In the realm of human rights organizations, Human Rights Watch, Amnesty International, Doctors Without Borders, and most other major multinational NGOs, present an outsized body of criticism against Israel. Worse still there is an alliance of tax-deductible entities called #DropTheADL with the sole function of destroying the ADL.

Anti-Zionism has similarly pervaded the arts. Any artist wishing to perform in Israel is now subject to a barrage on social media.

In the world of finance and business, bias against Israel is clearly visible. Morningstar, a large rating agency, has enabled boycotters of Israel.

For those who brush off the extent of the problem, which stems from our schools, here are a few things to consider.

We are living in an era starkly influenced by ideas born in universities. Who would have guessed in 1990, when Judith Butler publisher her book Gender Trouble, that 30 years later, her views that gender is a social construct would have become mainstream? The campus has been an incubator for the advancement of African American political participation and rights following a decades-long generational arc.

Now anti-Israelism is caught in a major generational rift that will catch up to us. Though most Americans are still sympathetic to Israel, polls show that the younger the American the more hostile they are to Israel. The same generational divide is apparent in Democratic Party. Boycott, Divest, and Sanctions participants may not have succeeded yet in a world where Boomers and Generation X are still in power, but the times they are a-changing.

American Jews, especially the older generation, must come to terms with the extent of the problem and address it inside the community. Presently, we have a generation of historically illiterate young Jews who are largely clueless to the fact that anti-Zionist claims of Israeli settler colonialism, apartheid, and supremacy are boldfaced lies.

Jews must be reminded that Zionism is a national liberation movement like those of other small peoples in the region such as the Armenians, Assyrians, Kurds, Maronites, and Copts who adopted similar political strategies. They need to taught how to quickly and categorically refute the absurd comparisons with British colonialism and Nazism.
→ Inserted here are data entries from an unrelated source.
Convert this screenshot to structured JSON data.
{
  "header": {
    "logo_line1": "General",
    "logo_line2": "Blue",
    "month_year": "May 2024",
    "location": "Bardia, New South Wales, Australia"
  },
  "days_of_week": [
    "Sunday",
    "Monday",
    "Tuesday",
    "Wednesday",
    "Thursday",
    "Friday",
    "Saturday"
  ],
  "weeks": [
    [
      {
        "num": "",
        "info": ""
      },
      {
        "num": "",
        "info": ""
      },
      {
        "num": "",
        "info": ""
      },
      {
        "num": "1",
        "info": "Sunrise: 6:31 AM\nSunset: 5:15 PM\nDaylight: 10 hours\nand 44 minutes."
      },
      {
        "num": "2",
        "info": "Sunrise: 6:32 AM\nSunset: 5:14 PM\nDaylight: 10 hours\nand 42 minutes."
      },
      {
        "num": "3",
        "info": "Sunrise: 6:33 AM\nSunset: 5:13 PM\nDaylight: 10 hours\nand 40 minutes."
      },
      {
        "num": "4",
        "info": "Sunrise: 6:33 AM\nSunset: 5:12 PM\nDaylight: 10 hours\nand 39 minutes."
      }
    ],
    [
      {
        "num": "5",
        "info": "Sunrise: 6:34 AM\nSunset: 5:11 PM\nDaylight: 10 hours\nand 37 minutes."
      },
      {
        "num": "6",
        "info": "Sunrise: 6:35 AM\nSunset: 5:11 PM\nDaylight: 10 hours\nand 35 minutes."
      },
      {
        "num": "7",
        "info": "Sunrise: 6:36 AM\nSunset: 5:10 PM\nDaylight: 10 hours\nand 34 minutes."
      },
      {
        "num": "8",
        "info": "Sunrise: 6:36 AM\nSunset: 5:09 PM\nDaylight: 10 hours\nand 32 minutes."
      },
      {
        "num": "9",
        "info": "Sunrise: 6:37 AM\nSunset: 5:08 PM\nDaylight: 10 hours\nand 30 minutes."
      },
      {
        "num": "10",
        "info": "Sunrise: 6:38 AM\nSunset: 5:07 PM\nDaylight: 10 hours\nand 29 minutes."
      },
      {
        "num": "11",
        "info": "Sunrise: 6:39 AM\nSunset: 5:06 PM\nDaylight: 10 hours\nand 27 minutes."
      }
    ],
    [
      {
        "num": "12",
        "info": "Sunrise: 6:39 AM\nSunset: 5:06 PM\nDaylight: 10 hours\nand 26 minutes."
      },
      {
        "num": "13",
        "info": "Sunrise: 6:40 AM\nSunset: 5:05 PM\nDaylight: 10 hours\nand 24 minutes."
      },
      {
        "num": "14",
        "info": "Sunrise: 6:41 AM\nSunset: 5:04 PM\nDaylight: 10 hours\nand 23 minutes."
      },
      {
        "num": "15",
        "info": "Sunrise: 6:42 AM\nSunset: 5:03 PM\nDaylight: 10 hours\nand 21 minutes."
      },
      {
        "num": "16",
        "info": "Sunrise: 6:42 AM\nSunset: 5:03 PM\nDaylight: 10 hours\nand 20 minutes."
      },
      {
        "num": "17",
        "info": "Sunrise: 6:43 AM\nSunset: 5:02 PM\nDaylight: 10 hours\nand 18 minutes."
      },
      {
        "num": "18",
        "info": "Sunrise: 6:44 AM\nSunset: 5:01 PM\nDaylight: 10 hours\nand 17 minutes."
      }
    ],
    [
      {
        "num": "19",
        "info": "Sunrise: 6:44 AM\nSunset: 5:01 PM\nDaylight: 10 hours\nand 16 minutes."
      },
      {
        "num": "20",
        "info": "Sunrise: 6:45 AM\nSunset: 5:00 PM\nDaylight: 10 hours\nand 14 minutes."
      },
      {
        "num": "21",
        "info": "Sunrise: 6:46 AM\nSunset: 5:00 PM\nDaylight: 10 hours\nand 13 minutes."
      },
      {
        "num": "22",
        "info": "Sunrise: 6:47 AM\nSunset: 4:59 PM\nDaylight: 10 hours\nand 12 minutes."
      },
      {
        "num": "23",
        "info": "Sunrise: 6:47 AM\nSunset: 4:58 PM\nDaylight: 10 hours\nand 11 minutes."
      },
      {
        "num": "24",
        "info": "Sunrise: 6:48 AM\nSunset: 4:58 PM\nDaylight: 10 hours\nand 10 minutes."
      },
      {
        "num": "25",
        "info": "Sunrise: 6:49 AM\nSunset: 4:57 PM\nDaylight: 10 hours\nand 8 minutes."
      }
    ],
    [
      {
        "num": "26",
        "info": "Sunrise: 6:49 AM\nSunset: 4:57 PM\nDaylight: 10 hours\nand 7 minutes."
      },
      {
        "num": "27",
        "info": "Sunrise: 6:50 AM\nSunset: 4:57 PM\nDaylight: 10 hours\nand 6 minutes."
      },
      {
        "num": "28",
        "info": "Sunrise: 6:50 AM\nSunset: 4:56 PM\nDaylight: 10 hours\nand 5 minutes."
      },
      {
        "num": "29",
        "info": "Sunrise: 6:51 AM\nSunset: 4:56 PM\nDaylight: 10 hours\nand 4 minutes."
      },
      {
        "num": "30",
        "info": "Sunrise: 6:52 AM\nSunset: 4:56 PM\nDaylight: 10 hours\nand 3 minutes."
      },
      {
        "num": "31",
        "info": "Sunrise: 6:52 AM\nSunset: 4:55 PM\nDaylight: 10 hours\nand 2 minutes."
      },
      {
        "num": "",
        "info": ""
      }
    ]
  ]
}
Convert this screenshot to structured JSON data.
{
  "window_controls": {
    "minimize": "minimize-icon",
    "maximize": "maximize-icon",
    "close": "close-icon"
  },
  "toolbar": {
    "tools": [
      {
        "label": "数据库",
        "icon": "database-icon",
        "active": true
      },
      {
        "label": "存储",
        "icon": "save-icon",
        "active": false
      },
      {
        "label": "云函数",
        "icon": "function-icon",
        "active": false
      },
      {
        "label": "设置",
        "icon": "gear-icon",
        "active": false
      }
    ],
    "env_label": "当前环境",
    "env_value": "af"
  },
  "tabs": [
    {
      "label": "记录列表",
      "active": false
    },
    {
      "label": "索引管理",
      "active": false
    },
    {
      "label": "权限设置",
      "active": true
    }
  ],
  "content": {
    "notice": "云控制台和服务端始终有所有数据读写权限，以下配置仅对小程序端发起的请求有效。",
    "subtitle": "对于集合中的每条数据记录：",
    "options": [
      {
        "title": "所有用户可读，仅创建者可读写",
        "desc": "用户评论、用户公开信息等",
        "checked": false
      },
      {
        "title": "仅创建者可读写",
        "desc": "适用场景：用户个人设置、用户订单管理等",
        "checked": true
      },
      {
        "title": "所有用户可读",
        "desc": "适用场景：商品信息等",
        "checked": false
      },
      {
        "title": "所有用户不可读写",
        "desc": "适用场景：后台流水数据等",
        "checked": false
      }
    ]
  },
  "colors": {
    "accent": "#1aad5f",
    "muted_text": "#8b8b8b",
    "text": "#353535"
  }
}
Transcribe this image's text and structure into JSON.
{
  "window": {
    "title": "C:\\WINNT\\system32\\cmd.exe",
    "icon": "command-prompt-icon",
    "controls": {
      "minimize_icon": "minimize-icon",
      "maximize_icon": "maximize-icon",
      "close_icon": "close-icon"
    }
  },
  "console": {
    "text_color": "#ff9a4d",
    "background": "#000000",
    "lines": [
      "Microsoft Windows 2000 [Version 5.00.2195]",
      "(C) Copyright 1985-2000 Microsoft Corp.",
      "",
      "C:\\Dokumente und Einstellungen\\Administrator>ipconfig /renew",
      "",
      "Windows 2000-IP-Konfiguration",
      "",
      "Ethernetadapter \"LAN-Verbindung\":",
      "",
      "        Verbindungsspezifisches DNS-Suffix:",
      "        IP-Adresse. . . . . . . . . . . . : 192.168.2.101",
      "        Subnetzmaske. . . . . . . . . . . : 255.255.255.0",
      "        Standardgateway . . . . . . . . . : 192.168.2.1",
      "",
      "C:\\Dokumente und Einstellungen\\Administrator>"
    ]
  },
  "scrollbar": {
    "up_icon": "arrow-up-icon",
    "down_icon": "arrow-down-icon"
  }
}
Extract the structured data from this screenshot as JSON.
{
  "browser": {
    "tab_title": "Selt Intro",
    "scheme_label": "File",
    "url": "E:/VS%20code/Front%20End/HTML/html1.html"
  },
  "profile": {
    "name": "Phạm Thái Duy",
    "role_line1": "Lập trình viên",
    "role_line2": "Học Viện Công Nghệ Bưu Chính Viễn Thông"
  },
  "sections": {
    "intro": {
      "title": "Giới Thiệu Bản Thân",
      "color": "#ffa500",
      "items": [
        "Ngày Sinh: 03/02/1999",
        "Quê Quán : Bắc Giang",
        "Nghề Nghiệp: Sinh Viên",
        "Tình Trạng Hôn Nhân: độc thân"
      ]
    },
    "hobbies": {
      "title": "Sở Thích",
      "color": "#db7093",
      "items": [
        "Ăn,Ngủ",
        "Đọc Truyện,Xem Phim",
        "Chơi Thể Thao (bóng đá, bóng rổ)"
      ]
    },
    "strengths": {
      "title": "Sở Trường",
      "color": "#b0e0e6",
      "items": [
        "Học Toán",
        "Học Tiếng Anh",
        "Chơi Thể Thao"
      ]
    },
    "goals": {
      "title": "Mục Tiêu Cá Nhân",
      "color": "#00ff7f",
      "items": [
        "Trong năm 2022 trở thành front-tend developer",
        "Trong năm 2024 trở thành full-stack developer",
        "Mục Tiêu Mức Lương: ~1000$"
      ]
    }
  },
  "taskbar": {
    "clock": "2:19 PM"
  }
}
Second, we must make a difficult choice about the size of our tent. Respected Jewish organizations and even some rabbinical schools have done little to counter anti-Zionism—some even proudly tolerate it in the name of pluralism and abstract criticisms of the nation state. We have to recognize, as we have at other times in Jewish history, it is time to part ways. There is an unbridgeable gap between those who support Israel as the homeland of the Jewish people and those who think that the one Jewish nation on the planet should be dissolved.

Finally, students don't typically arrive on campus hating Israel, but they often leave fully indoctrinated in conspiracy theories about Israel and Jews who support Israel. The professoriate is now so committed to anti-Zionism that even with pockets of resistance it is hard to imagine any change from within. We need to appeal to those who should be the adults in charge, such as the trustees of the universities or the state legislators, to return our universities to being places of truth.

As the new semester gets underway, we need to be aware that campus-based anti-Zionism—based, increasingly on antisemitic tropes and conspiracy theories—has a vibrant afterlife in American society. It is time to shed the delusion that "kids" on campus will grow out of the beliefs they acquired while students. It is time for American Jewish leaders to proactively respond to the new/old antisemitism, cloaked in the false virtue of human rights advocacy.

Scott A. Shay is the author of Conspiracy U: A Case Study (Wicked Son, 2021).

The views expressed in this article are the writer's own.